Israel-based food group G. Willi-Food reported a surge in earnings for the first quarter of the year, as cost savings fell significantly due to lower management salaries, outpacing a dip in sales.

G. Willi-Food revealed operating income increased by 284% to NIS8m (US$2.1m) versus NIS2.1m in the prior year. Selling expenses were down 13% year on year, while general and administrative costs dropped 18.8%, the group revealed. Willi-Food attributed the improvement to the “significant” decrease in management salaries following the departure of its chairman and president Zwi Williger and president Joseph Williger. 

Willi-Food announced in November last year the Williger brothers, alongside then CEO and CFO Gil Hochboim, were standing down. At the time, the company remained silent on reasons for the departures. However, it has since emerged the company has been accused of breaching domestic “securities laws” and unspecified “criminal offences” as part of a securities probe

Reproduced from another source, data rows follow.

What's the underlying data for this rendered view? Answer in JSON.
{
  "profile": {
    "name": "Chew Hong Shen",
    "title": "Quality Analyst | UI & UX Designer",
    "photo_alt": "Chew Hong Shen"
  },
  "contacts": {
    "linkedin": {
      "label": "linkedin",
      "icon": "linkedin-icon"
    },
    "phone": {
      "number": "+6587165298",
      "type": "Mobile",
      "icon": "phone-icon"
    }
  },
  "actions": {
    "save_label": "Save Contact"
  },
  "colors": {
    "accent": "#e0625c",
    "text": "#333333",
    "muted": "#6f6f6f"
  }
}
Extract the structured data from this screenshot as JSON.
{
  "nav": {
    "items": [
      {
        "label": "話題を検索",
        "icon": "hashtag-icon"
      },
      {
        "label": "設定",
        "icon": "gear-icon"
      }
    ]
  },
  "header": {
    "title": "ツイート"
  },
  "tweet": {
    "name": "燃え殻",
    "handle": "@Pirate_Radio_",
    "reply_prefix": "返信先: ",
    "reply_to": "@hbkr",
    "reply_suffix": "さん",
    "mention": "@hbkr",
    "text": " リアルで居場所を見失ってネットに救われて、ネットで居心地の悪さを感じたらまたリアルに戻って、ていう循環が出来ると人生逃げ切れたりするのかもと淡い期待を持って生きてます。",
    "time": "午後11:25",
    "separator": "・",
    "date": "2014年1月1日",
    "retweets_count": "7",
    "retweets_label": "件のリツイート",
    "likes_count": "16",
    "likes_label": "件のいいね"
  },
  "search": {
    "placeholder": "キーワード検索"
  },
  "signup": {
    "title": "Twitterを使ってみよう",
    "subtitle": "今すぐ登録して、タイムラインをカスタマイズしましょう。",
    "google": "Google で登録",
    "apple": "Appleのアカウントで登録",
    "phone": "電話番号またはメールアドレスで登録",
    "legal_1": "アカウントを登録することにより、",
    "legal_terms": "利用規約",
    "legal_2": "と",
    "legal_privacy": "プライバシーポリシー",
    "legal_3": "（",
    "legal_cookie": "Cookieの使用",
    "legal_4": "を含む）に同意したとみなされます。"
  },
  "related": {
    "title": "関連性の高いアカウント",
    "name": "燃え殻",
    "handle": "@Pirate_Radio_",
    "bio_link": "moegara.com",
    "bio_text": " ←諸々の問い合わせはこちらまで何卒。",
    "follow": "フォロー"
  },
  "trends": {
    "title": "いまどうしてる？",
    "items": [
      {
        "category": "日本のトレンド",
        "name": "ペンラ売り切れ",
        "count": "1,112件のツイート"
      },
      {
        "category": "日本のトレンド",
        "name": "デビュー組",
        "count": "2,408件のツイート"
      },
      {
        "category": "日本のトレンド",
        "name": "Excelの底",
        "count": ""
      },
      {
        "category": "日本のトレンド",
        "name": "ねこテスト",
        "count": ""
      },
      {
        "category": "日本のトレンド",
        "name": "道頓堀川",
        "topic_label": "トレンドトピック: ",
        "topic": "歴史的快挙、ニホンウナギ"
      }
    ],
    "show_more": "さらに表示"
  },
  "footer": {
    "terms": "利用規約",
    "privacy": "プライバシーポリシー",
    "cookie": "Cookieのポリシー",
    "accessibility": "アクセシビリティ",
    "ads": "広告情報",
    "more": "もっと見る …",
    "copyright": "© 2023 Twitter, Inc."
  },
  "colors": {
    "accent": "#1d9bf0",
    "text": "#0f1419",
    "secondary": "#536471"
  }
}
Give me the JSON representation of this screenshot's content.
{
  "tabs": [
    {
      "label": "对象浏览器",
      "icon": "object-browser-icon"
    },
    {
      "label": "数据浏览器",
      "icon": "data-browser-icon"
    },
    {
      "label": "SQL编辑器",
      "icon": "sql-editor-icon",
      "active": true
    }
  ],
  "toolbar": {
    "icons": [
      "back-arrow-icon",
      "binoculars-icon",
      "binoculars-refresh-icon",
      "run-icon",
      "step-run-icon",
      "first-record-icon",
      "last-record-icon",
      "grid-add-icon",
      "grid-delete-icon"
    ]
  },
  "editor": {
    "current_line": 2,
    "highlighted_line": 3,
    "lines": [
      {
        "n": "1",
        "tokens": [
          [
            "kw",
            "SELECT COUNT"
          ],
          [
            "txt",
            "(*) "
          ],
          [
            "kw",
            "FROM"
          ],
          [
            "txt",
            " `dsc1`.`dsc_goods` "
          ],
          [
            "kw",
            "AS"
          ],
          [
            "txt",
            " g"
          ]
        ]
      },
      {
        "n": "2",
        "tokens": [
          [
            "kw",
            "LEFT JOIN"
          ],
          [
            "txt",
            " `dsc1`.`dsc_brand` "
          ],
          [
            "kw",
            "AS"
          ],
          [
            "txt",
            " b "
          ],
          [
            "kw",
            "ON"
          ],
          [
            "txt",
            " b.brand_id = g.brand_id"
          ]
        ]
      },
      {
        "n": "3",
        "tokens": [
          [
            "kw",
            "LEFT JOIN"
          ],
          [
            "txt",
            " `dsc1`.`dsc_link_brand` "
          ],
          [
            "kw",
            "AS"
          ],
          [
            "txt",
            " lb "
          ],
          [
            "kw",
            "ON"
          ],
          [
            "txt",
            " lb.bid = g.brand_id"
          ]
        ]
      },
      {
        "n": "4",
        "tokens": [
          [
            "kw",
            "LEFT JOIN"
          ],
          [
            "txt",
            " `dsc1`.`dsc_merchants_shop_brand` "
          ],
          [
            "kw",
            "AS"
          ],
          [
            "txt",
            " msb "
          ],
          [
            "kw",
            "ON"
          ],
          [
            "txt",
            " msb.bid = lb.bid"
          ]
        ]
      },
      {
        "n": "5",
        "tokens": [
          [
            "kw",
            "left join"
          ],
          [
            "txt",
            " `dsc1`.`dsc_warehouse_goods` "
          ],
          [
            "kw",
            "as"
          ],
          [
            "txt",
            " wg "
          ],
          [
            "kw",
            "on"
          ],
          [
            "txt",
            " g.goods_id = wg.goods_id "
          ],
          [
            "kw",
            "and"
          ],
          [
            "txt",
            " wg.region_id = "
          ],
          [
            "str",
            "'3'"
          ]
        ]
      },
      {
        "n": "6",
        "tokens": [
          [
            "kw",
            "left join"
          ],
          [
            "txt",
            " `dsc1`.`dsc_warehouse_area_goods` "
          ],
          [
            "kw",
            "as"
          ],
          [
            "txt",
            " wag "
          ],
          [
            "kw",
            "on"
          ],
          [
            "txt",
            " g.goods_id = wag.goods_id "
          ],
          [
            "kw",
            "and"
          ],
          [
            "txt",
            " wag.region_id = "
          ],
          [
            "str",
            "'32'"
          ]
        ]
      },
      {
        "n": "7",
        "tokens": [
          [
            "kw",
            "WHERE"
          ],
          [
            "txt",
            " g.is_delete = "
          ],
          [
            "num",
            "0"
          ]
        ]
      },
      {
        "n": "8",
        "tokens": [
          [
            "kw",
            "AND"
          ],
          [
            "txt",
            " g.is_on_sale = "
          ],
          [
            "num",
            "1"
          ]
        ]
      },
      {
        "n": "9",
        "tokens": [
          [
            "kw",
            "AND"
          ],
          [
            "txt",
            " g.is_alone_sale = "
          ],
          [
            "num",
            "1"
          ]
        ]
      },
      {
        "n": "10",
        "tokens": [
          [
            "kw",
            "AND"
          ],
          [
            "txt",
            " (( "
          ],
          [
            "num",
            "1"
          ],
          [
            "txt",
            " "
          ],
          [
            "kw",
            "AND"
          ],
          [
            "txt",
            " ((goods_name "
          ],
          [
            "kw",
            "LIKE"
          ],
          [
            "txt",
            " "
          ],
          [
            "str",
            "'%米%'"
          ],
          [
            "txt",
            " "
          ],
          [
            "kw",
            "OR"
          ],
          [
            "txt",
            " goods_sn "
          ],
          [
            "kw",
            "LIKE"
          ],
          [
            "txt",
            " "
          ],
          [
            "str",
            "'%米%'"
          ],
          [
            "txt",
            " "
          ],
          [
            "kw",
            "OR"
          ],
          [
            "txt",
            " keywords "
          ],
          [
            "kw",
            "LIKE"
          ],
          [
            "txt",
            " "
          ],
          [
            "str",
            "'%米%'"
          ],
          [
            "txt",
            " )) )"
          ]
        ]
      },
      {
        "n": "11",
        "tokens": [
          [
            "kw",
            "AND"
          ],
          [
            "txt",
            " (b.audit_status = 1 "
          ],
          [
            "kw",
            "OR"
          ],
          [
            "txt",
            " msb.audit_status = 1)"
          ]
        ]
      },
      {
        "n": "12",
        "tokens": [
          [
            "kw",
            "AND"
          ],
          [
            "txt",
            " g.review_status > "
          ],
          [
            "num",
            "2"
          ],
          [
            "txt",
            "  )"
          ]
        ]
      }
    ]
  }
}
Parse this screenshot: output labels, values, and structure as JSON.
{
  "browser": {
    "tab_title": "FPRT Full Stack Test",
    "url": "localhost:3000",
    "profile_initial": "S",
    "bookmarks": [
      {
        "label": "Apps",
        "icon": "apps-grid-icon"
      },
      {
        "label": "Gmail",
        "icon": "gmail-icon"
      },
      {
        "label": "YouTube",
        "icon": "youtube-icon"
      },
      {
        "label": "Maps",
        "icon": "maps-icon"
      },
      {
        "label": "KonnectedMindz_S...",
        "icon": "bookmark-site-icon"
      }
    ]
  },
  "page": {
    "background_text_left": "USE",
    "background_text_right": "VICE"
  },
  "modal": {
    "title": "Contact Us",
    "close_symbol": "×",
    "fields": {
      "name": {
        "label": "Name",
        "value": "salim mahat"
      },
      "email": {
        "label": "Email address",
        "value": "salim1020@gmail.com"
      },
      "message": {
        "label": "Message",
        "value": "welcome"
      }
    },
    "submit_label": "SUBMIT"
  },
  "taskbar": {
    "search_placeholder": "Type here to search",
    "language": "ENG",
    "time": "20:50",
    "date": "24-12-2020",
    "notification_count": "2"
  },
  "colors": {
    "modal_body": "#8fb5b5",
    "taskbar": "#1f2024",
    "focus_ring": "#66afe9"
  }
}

The group’s chairman and indirect controlling shareholder Gregory Gurtovoy was detained by the authorities. Willi-Food has not confirmed whether the departures of the Williger brothers and Hochboim were linked to the investigation.

Willi-Food’s net income in the first quarter was NIS4.7m, compared to NIS2.6m recorded in the first quarter of 2015.

While operating and net profits were up on last year, the company revealed sales in the period dropped 4.1%. Revenue fell to NIS82.6m from NIS86.2m recorded in the first quarter of 2015. Willi-Food attributed the drop to the timing of the Passover holiday, the impact of shortage of inventories, and the “market decline in food product consumption” by the Israeli consumer.

Commenting on the result, CEO Iram Graiver said: “We are very pleased to report a strong quarter with the new management team. Our financial results have significantly improved, we continued to gain traction with new customers while product sales to existing customers also continued to grow as a direct result of our new strategy to organically grow our customer base and product line and in addition to improve our commercial relations with our suppliers. 

“Moving forward, we intend to continue to leverage market demand in order to maximise our revenues and expand margins. We intend to reinvest in the development of the company in order to maximise profitability and increase long-term value for our shareholders.”

Alongside the first-quarter results, Willi-Food provided a statement on the probe from the Israeli Securities Authority. It said a search was conducted at the company’s offices on 17 February by the regulator. Documents and computers were seized.

“To the best of the company’s knowledge a number of executives in the group are being investigated by the authority,” Willi-Food said. It confirmed Gurtovoy was detained for interrogation by the authority for three days, after which, he was placed under house arrest for a period of two weeks, which has since ended. 

“According to the exhibit attached to the arrest warrant, Mr. Gurtovoy was arrested on the suspicion of the crimes of fraudulent acquisitions under aggravating circumstances, falsifying corporate documents, fraud, breach of trust in a corporation, money laundering, as well as misleading reporting,” Willi-Food said. “To company management’s knowledge, the investigation by the authority relates to an investment of approximately US$2.25m made during January 2016 from sums previously held in a bank account of a subsidiary of the company in the form of bonds of a European company, which allegedly served as a collateral to a loan obtained by the controlling shareholder or another individual, and which was unrelated to the company’s operations.”

Willi-Food said the investment was carried out by B.H.W.F.I Ltd., a wholly owned subsidiary of the company. It said it was “apparent” the “ultimate controlling shareholder” of the European company that issued the bonds is Meinl Bank.